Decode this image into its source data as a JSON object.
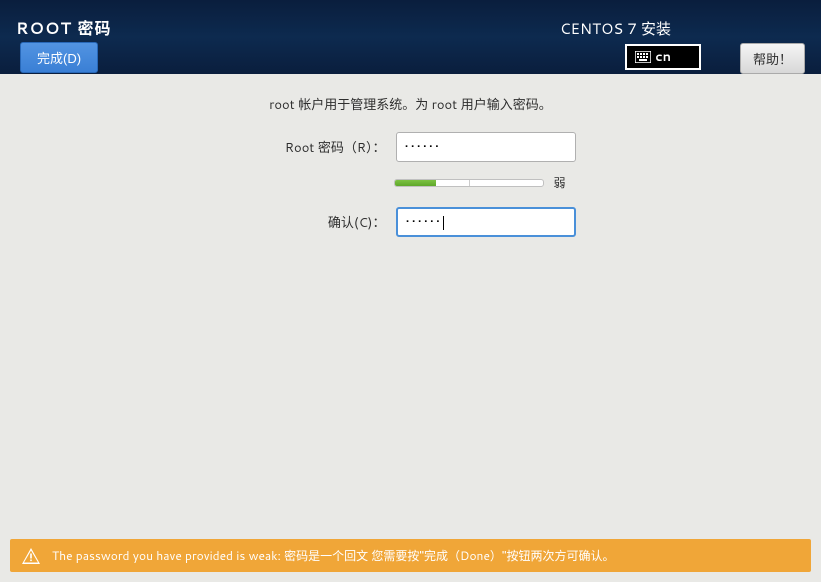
{
  "header": {
    "title": "ROOT 密码",
    "done_label": "完成(D)",
    "installer_name": "CENTOS 7 安装",
    "lang_code": "cn",
    "help_label": "帮助！"
  },
  "form": {
    "description": "root 帐户用于管理系统。为 root 用户输入密码。",
    "password_label": "Root 密码（R）：",
    "password_value": "••••••",
    "confirm_label": "确认(C)：",
    "confirm_value": "••••••",
    "strength_text": "弱",
    "strength_percent": 28
  },
  "warning": {
    "text": "The password you have provided is weak: 密码是一个回文 您需要按\"完成（Done）\"按钮两次方可确认。"
  }
}
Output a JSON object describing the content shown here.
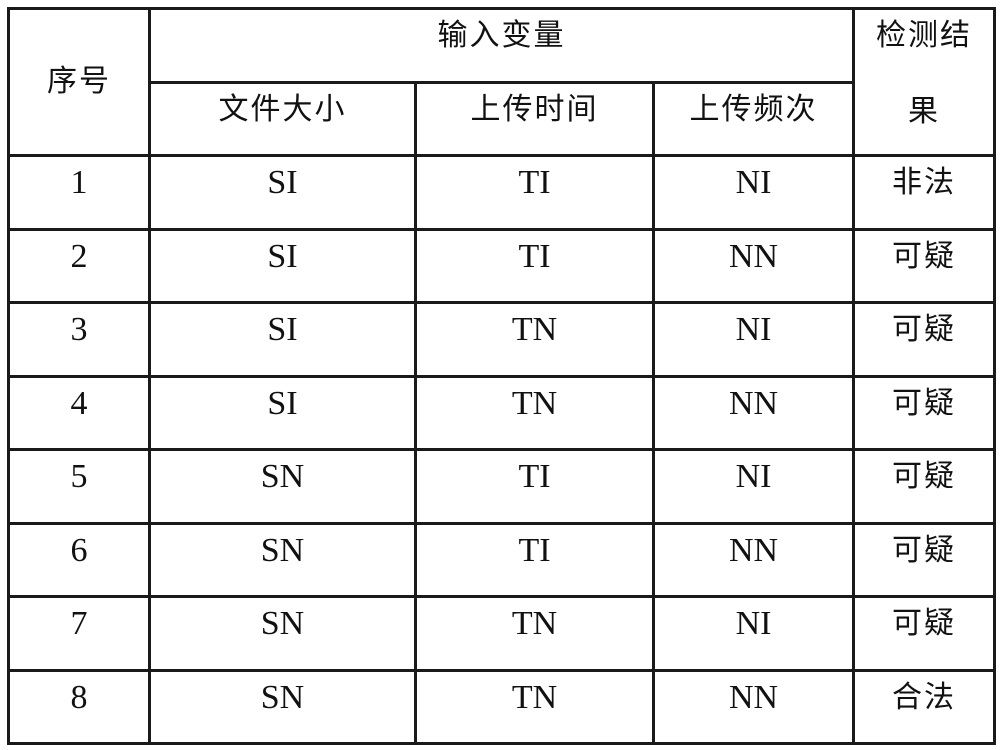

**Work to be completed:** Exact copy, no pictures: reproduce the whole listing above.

**Task output:**
Decode this image into its source data as a JSON object.
{
  "header": {
    "title": "ROOT 密码",
    "done_label": "完成(D)",
    "installer_name": "CENTOS 7 安装",
    "lang_code": "cn",
    "help_label": "帮助！"
  },
  "form": {
    "description": "root 帐户用于管理系统。为 root 用户输入密码。",
    "password_label": "Root 密码（R）：",
    "password_value": "••••••",
    "confirm_label": "确认(C)：",
    "confirm_value": "••••••",
    "strength_text": "弱",
    "strength_percent": 28
  },
  "warning": {
    "text": "The password you have provided is weak: 密码是一个回文 您需要按\"完成（Done）\"按钮两次方可确认。"
  }
}
Output a JSON object describing the content shown here.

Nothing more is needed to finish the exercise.